To celebrate FA Cup Final day, my next Reading the Game book review is The Cup by Richard Whitehead. Released in March with the subtitle “A Pictorial Celebration of the World’s Greatest Football Tournament”, The Cup attempts to shine a light on the 150-year history of the FA Cup by selecting photos taken in connection with the competition, then telling the story of each picture.
There are, fittingly, eleven chapters and while the book starts with ‘Romance’ and ends with ‘Giant Killers’, The Cup is far more than a collection of well-worn tropes. For example, the section of the book called ‘Journeys’ features 1959 winner (and previous review subject) Stewart Imlach during his return to Nottingham from Wembley. Striding into the shot with a cigar in his mouth, Imlach is returning a tea tray to the Buffet Car on the train carrying his Nottingham Forest team home. As an image which highlights just how different life was for professional footballers during the 1950s compared to today, it is striking. The page of text which accompanies the shot quotes from the biography of Imlach by his son, Gary, but also refers to Stewart’s “selfless industry”, which had helped Forest to victory despite their being reduced to 10 men.
The Cup includes hundreds of images from all the different stages of the tournament; photos from Finals are given the same billing as matches from the qualifying rounds which whittle more than 500 non-League clubs down to the 32 granted a place in the First Round Proper. Most of them are joyous, especially when given their context in an accompanying essay; I got an unexpected shot of extra joy when a stunning shot of the main stand at Marlow FC – the only club to have entered every FA Cup – turned out to feature my beloved Ashford Town (Middlesex) in a cup-tie they went on to win.
However, as much as The Cup is a celebration of the grand old tournament, there is sadness to be found within its pages too.
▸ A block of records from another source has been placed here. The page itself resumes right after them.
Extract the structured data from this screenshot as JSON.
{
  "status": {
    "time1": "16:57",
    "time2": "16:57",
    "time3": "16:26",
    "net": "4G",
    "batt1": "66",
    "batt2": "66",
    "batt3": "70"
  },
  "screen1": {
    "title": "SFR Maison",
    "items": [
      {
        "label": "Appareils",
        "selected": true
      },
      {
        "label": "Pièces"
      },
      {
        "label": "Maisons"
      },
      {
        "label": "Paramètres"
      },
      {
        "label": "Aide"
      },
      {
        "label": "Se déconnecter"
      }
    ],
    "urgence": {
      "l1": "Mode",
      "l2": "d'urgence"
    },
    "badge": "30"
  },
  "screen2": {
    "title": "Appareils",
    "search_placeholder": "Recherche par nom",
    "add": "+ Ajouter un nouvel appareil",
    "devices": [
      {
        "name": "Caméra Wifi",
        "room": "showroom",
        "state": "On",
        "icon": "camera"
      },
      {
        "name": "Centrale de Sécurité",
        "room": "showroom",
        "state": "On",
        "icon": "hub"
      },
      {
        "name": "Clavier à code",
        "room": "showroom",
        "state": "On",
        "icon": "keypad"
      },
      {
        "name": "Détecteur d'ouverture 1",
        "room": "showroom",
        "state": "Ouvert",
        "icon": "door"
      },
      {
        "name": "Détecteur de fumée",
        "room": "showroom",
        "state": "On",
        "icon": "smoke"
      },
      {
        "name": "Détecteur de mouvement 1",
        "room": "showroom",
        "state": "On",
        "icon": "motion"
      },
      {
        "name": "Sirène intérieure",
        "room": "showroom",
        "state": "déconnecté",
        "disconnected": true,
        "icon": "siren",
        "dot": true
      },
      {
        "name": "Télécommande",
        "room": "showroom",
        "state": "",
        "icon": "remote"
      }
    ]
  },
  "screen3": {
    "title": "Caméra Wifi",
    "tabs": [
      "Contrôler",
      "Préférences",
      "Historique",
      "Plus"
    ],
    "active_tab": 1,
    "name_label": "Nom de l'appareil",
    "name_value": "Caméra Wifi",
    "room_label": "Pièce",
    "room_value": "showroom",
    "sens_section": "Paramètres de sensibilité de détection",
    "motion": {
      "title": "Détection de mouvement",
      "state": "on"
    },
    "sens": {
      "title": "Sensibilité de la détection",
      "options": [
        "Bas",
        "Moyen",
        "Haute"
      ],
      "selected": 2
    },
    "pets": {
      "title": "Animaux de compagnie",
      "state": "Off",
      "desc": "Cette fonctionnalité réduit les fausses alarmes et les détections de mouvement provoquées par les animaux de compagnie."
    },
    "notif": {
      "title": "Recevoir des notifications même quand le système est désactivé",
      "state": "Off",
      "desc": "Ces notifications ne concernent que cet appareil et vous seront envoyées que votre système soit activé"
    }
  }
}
It cannot be escaped that the Hillsborough disaster took place because of the mismanagement of an FA Cup semi-final and Richard Whitehead does not shy away from that; over four pages, a summary of what happened in 1989 is presented without sensationalising the tragedy. The 1946 disaster at Burnden Park, Bolton, is described in a similar way.
As a record of the history of the FA Cup – both good and bad – The Cup is an excellent companion for another book I’ve reviewed in this series, FA Cup 150 by Phil Annets. Where FA Cup 150 is a peerless collection of statistics, The Cup is a stunning visual record of the competition’s history and deep roots which run right through English football.
Make no mistake, this is a gorgeous book. The photos are, naturally, the focal point, but a lot of care has been taken with their presentation, with careful use of colour and well-chosen typography. But what elevates this book to another level is the writing. Richard Whitehead was once a Senior Editor at The Times and has used his journalistic skills to ensure that each of the essays accompanying photos is well-paced and concise.
Perhaps best of all, while the book is an outstanding read in the traditional, linear way, it would be equally enjoyable to ‘dip into’ from time to time; the text which accompanies the images stands alone as well as it ties into the narrative themes.
When Whitehead’s abilities as a writer are combined with an obvious love of football at all levels and the wealth of well-chosen images found on these pages, the result is a terrific book. My copy was a birthday present from my children and The Cup is a gift that will keep on giving for years to come.
At £25, The Cup isn’t a cheap book, but it is worth every penny. You can ‘try before you buy’ by visiting the Pitch Publishing website, where a sample download from the book is available for free. Pitch also include links to some of the big booksellers on their listing for The Cup but regular readers will know that I shop when I can at Stanchion Books, who are an independent bookshop specialising in football. You can buy The Cup and a wealth of other titles from Stanchion by clicking here.